The campaign will be carried out by the National Malaria Control Programme (NCMP) of the Ministry of Health in collaboration with Roll Back Malaria Partnership, a global framework for coordinated action against malaria.
Speaking at a news conference, Adam Jagne-Sonko, head of NMCP said the one million long-lasting insecticides treated nets to be distributed is in response to Gambia’s target of eliminating malaria by 2020. “Malaria must be viewed as a development priority and must be tackled at every level and at every opportunity. The Malaria Control Strategic Plan (2014-2020) has already been developed with the goal to reduce the incidence of infection caused by malaria parasites to zero in The Gambia by 2020,” she outlined.
“Our policy outlines seven core intervention areas, including malaria case management, prevention and control of malaria during pregnancy, seasonal malaria chemoprevention, integrated vector management, BCC/IEC, advocacy partnership and social mobilisation.”
According to her, malaria remains a major public health problem globally, despite it being both preventable and curable.
“In 2012, malaria caused an estimated 627,000 deaths (mostly among African children). In 2012, malaria cases were estimated at 207 million globally; vast majority of cases and deaths occur in Africa (90%),” she added. Malaria, she lamented, is one of the leading causes of morbidity and mortality among children and pregnant women in The Gambia.
Ms Jagne-Sonko said World Malaria Day offers a chance to shine the spotlight on the global efforts to malaria control as well as a call to attention to the need to meet the 2015 MDGs and defeat malaria.
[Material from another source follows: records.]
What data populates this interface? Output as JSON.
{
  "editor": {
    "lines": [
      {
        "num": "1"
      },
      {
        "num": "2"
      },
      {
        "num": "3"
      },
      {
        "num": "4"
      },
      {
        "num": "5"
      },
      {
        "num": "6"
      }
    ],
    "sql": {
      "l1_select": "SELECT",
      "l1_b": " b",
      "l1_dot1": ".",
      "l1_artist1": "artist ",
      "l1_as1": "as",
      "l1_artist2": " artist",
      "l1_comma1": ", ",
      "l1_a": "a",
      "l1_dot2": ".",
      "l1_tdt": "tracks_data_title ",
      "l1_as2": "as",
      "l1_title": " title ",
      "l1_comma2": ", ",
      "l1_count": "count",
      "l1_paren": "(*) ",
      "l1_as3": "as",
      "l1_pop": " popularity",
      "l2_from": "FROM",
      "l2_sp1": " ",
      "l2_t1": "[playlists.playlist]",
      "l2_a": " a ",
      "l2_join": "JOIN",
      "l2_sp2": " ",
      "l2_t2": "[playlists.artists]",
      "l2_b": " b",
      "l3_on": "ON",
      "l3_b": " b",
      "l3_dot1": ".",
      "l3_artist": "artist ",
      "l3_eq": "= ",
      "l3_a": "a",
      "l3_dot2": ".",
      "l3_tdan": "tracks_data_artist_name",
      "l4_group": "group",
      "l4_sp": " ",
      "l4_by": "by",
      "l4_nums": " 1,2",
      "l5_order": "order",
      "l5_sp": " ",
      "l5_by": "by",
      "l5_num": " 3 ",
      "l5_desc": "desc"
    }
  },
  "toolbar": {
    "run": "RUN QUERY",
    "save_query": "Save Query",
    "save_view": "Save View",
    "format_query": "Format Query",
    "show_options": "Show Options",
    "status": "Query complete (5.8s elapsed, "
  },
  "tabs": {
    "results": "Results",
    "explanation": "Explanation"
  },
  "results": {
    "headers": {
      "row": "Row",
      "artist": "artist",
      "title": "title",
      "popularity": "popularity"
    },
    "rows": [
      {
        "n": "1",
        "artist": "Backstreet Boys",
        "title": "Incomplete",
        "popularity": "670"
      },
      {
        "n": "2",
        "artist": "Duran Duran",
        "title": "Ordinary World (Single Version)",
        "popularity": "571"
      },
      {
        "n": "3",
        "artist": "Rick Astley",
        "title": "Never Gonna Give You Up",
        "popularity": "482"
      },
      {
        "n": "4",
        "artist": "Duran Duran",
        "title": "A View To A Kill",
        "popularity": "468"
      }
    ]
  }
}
Also speaking at the news conference, the World Health Organisation Banjul representative, Dr Charles Sages Moses, who read the joint statement issued by WHO and UNICEF, in support of the World Malaria Day, said: “Leadership, partnership and commitment are critical to maintaining the gains made against malaria in the Gambia as well as other parts of the world.”
Dr Moses said the battle against malaria is not yet over despite significant strides against the disease over the years. He reiterated UN system’s commitment to supporting The Gambia in consolidating and expanding the gains made against malaria.
Chief public health officer, Sanna Jawara, said: “With significant increase in access to malaria control interventions, overall mortality rates [in Gambia] have fallen by 32% in 2013. Malaria incidence has been reduced by 85.5%; admission due to malaria has dropped by 74% and malaria attributed death dropped by 90%.”
The Gambia will join the world to celebrate World Malaria Day on April 25. This year’s national commemoration will be held in the Upper River Region village of Taibatou.
By Sainey Marenah]]>